Retrieve every line of the data holding the word "this".

=-=-=

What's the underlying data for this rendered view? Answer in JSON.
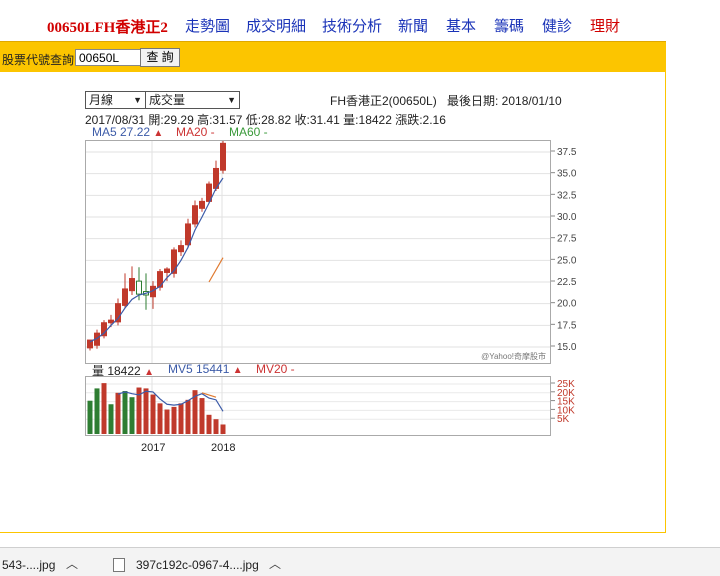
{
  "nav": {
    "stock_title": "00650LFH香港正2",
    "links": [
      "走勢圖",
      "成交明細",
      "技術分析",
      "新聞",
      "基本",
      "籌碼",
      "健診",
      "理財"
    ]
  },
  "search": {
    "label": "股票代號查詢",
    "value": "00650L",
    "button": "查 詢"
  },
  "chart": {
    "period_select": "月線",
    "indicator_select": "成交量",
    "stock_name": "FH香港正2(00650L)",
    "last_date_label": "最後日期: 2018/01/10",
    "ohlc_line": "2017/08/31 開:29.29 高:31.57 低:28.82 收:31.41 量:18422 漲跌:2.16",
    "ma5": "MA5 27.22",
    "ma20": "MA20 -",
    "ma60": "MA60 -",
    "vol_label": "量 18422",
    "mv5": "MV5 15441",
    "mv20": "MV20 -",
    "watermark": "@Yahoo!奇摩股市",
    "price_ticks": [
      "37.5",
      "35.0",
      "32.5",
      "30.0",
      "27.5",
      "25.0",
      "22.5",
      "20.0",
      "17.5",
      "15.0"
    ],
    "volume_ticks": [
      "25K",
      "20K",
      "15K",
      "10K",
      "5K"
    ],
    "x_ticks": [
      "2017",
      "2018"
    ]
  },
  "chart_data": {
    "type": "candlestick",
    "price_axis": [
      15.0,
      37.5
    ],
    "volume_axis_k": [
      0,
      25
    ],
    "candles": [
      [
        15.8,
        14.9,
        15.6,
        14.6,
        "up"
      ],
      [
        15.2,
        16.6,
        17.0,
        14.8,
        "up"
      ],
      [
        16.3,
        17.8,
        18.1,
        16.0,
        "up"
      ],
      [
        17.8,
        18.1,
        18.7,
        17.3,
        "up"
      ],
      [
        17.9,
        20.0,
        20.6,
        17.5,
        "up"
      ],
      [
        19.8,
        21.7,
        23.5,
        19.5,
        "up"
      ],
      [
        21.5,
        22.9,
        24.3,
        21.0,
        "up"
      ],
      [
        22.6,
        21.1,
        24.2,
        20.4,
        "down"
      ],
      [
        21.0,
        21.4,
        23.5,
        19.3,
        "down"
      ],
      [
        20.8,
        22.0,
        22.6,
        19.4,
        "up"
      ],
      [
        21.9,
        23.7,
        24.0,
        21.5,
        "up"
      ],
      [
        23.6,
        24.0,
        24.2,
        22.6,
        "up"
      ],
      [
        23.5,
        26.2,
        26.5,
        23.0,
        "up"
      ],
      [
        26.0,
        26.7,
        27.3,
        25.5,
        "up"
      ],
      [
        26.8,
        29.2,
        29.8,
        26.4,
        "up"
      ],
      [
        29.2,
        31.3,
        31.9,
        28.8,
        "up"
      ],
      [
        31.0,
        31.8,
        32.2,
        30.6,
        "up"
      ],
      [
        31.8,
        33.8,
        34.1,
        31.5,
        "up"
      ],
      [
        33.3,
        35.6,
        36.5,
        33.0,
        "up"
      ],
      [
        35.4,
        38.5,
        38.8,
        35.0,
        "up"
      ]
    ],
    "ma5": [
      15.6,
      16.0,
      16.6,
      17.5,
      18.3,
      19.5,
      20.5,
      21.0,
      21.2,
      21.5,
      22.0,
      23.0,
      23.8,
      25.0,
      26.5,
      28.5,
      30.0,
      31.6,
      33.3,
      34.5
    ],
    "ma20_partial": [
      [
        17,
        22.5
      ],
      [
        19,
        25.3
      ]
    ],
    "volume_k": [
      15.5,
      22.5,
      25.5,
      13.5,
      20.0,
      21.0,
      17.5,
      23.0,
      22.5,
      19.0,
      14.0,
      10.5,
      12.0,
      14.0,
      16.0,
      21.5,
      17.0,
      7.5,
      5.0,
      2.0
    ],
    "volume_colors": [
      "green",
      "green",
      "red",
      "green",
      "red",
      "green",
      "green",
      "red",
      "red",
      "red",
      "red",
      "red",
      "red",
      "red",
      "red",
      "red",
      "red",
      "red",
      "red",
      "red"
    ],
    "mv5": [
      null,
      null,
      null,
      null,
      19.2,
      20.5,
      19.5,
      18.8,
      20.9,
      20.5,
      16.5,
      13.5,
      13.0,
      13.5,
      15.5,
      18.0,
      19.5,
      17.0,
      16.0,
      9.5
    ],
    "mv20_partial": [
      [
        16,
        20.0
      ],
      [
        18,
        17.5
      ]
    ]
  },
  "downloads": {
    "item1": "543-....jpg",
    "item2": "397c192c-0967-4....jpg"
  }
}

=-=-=

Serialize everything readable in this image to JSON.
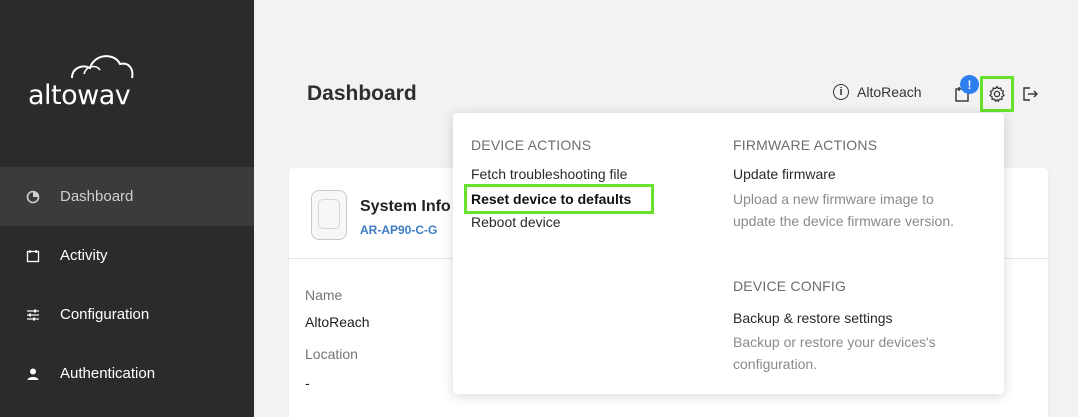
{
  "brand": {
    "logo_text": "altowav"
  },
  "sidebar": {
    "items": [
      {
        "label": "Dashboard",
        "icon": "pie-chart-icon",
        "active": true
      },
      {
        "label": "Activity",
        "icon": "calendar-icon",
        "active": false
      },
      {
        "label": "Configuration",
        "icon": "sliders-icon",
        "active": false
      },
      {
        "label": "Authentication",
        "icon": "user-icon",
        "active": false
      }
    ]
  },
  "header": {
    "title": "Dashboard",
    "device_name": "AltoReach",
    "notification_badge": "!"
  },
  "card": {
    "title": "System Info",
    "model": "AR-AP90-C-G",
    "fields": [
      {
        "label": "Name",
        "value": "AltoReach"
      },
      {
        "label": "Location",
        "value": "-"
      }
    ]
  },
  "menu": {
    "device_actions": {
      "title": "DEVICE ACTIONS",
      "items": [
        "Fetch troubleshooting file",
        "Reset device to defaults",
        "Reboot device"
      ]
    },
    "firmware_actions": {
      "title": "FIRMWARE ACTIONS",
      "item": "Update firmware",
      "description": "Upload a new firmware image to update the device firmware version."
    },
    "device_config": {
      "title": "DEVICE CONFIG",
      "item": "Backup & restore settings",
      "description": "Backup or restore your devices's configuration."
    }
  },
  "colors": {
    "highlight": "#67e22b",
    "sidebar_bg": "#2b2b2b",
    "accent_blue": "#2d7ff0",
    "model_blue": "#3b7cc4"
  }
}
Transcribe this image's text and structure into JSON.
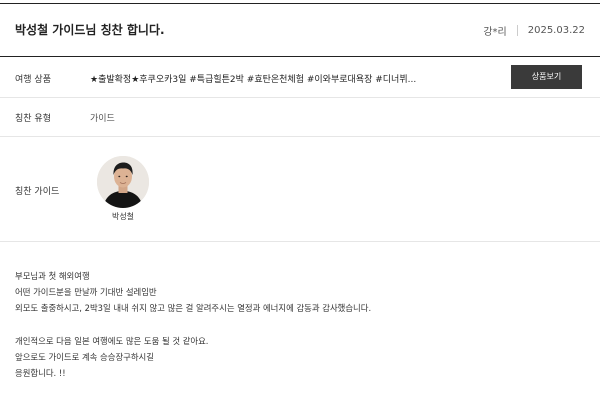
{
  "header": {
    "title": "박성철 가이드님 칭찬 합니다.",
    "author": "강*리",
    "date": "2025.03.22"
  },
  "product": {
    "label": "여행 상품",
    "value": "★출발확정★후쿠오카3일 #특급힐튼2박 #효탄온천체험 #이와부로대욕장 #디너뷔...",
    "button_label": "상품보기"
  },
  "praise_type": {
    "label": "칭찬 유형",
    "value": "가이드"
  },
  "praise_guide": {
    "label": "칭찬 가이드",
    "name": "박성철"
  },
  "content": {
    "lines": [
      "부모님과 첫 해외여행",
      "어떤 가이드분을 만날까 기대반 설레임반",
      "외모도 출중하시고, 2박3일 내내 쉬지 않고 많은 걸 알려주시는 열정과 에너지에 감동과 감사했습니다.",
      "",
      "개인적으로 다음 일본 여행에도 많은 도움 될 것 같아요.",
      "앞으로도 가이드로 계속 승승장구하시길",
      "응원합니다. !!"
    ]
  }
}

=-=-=

Answer to the exercise |
What's the underlying data for this rendered view? Answer in JSON.
Serialize everything readable in this image to JSON.
Transcribe this image's text and structure into JSON.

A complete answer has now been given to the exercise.